It is important to keep in mind that in Canada, until 20 years ago, a husband could not be charged with rape for forcing his wife to have sex with him. Even during the feminist movement of the 1960s, domestic abuse was rampant and even feminists like Betty Friedan admitted to having been abused by their husbands. Until the middle of the 20th century, a women could not divorce her husband without proof of his adulterous behaviour.

Who are we to condemn a way of life that until 20 or 30 years ago was very much in practise here in Canada? Yes, we do not forcee our women to wear burqhas, but the gains that women have achieved in Canadian society have been achieved by women who were unsatisfied with their positions in life. The North American feminist movement was not a movement of men fighting for women's rights; it was women who organized to demand better for themselves and their daughters.

We cannot force change and liberation for Afghani women when they are not willing to demand it for themselves. Change must come from a revolution of ideas within the Afghan culture, not from militaristic pressure from a room of old warring men. Any attempts to force cultural change in Afghanistan will only push men into trying to reassert masculinity in the traditional patriarchal way that they understand it. It will not serve to better the lives of women.
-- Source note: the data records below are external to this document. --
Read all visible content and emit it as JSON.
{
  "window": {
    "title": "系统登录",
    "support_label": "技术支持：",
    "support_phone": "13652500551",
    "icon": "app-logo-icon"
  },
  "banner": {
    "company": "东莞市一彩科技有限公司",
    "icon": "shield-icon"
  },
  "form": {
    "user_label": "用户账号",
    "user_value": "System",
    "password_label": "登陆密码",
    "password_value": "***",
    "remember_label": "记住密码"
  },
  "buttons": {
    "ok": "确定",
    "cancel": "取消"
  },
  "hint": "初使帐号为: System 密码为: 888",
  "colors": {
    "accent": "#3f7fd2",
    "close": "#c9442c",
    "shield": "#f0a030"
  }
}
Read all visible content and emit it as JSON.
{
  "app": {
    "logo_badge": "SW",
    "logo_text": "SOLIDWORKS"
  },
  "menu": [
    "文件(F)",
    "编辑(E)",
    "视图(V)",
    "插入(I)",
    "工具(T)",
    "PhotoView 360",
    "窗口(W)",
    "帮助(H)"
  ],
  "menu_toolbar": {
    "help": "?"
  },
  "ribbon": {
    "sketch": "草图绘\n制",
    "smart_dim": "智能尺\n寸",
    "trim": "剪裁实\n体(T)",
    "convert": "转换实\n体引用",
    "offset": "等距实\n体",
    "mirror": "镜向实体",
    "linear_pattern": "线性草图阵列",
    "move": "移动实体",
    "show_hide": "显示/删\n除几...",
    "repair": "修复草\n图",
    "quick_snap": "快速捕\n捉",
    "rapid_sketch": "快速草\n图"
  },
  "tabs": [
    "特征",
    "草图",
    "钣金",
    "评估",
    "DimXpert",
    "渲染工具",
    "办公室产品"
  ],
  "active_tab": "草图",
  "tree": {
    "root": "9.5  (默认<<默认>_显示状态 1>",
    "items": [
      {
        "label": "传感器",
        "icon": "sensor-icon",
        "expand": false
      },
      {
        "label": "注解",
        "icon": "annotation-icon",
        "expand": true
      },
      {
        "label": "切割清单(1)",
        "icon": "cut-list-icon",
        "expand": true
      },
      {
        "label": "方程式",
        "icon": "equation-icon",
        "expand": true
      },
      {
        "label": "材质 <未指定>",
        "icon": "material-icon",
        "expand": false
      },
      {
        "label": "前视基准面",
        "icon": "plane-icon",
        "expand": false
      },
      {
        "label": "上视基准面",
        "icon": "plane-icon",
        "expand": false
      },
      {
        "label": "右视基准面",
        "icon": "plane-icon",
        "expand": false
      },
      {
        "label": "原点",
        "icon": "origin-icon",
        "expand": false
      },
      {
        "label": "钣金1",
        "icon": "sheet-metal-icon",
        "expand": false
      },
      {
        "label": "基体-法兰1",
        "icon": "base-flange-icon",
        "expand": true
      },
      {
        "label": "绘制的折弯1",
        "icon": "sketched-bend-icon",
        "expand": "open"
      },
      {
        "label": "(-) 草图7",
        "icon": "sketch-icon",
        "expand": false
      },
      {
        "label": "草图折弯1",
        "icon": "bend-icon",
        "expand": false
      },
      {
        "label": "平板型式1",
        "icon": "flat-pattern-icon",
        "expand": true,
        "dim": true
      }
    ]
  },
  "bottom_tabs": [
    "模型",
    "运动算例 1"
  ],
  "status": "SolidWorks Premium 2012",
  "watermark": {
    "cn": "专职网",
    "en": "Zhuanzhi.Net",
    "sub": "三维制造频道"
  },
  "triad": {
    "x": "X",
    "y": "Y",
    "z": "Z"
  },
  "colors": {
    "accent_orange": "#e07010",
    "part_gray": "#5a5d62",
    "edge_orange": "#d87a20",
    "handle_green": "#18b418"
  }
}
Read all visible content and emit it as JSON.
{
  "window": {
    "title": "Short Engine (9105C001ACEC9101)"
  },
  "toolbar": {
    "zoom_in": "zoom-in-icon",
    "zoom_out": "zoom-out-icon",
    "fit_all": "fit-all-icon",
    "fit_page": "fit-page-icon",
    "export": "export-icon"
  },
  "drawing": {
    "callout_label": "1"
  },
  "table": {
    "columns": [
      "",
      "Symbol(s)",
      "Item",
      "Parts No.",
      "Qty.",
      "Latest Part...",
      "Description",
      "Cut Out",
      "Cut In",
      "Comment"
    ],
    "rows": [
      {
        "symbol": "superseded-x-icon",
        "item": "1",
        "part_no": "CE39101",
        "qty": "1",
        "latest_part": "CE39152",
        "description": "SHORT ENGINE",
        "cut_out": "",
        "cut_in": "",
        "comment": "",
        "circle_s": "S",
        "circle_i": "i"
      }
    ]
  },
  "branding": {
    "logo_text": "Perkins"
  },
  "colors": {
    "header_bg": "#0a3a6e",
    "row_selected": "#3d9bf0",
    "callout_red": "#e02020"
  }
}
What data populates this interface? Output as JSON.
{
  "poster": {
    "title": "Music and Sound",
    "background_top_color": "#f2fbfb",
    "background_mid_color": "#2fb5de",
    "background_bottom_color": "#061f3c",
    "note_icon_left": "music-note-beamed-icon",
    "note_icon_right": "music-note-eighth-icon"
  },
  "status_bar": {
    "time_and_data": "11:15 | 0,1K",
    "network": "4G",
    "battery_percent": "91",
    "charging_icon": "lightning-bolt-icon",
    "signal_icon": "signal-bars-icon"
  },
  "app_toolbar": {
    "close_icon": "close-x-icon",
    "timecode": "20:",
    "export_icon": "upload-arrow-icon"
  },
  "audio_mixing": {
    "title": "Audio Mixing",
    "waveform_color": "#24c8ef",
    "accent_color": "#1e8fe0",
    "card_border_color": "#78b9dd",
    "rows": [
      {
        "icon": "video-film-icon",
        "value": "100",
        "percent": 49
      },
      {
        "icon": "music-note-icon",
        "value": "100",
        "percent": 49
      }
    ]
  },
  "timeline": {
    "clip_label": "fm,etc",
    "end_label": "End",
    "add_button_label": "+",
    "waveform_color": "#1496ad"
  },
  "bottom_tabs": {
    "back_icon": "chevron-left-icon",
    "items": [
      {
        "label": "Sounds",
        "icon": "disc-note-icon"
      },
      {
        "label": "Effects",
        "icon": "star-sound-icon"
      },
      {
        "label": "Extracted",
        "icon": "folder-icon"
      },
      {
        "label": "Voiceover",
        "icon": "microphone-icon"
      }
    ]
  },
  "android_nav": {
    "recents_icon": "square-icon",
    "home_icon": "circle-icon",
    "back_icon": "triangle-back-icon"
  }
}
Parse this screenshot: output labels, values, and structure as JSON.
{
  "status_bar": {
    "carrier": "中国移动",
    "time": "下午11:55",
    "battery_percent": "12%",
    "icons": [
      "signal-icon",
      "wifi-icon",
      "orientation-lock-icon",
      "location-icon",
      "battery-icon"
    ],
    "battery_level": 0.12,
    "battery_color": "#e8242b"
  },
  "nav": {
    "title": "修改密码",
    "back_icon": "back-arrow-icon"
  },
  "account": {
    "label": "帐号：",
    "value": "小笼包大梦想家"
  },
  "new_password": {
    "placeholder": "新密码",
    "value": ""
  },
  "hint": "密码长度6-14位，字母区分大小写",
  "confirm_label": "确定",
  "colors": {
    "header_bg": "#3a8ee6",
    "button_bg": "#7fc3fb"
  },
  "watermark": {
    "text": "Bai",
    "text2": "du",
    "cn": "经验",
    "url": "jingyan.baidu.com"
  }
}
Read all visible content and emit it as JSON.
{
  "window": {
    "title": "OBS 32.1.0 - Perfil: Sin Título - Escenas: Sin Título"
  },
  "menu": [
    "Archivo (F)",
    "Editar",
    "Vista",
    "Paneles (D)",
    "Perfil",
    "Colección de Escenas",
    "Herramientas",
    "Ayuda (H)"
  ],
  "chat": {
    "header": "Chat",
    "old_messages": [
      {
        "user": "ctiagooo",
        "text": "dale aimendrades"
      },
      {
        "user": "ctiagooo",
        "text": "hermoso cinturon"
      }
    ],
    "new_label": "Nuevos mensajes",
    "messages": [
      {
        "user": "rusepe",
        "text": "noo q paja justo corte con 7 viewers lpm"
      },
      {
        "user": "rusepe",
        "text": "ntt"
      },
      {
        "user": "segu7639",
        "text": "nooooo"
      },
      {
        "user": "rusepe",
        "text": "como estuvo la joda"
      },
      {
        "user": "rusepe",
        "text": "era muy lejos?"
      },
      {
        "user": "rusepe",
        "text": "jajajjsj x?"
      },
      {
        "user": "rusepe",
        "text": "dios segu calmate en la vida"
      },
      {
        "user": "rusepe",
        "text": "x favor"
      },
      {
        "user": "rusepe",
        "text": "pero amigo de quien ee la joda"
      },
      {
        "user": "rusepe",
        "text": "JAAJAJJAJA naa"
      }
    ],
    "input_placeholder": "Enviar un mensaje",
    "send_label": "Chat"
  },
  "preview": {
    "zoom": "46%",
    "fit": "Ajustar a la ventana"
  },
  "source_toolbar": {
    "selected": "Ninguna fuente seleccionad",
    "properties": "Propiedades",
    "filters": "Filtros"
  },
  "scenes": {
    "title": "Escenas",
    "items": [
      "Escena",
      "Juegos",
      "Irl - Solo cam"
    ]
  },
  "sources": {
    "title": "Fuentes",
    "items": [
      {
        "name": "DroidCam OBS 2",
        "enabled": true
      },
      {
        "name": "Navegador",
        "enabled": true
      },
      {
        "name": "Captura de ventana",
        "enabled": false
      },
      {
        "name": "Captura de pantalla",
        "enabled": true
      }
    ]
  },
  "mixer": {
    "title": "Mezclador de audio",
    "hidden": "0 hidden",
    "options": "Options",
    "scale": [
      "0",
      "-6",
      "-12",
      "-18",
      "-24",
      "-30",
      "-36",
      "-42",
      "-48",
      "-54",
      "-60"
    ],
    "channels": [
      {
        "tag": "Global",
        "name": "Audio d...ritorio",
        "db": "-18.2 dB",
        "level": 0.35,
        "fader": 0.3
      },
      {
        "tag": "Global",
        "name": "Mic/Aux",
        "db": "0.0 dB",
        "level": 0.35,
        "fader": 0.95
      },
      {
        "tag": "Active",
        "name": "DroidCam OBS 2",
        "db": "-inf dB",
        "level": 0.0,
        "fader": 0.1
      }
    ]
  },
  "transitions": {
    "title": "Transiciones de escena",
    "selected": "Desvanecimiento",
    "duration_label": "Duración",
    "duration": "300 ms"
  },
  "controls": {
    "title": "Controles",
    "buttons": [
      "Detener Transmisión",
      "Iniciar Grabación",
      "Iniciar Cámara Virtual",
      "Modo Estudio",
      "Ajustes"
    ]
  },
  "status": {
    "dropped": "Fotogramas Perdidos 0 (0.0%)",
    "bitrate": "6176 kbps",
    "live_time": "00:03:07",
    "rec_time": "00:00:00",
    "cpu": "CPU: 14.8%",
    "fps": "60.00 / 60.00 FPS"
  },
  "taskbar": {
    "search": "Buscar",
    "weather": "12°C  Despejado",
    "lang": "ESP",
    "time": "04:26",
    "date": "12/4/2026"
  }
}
The women themselves must stand up, take off their burqhas, and organize to fight for their rights. We cannot force our standards of gender equality and feminism upon them.

Thursday, April 9, 2009

legitimizing the 'war on terror'

When news of Afghanistan's recently created legislation regarding the rights of women hit Western media, political leaders were quick to condemn it and newspapers across Canada called on Harper to pressure Hamid Karzai to withdraw the law. Editiorials sparked up in newspapers as people flooded the media with their concerns over our mission's 'purpose in Afghanistan. Lord Malloch Brown argued that protecting women was "one of the first reasons why the UK and many other Western countries threw themselves into this war."

No, it is not.

Canada entered Afghanistan to find Osama bin Laden, and so that we could avoid Bush's demands that we fight in Iraq. Right or wrong, we are there to fight against those who would do harm to the West, not to force Afghans to adapt to our way of life. While I fully despise and find despicable this law which would make women imprisoned to their husbands, I absolutely disagree with the way that women's rights are being exploited to provide justification for a failing war.
Harper and Western leaders knew when they invaded Afghanistan that the Taliban was treating women horribly, and that women's rights were being violated. Yet this did not matter when there was a bigger, more looming threat; bin Laden. Only when they realize that we cannot defeat bin Laden did politicians try to shift justification to the protection of women's rights. If the protection of women's rights is such an important cause for Harper and Western leaders, then why have they not invaded Pakistan or Turkey, where honour killings and crimes against women are an enormous problem?
The answer? Because Western leaders are not truly concerned with the rights of women in the Middle East. Harper needs to justify a war that a vast number of people are opposed to. The invoking of women's rights has only served to confuse Canadians as to what our actual purpose is in Afghanistan; this is something which can only be pleasing to Harper and other leaders involved in this war. Human rights are a much more emotive and volatile issue than simply embarking on a manhunt, and is more likely to garner the support of Canadians.
Canadians, already mystified by the Arab world, are more likely to support the goals of Western democratic imperialism if it is disguised as being a fight for women's rights. In reality, this war is quickly turning into nothing more than a way of destroying that which, right or wrong, is different from the way that we live our lives.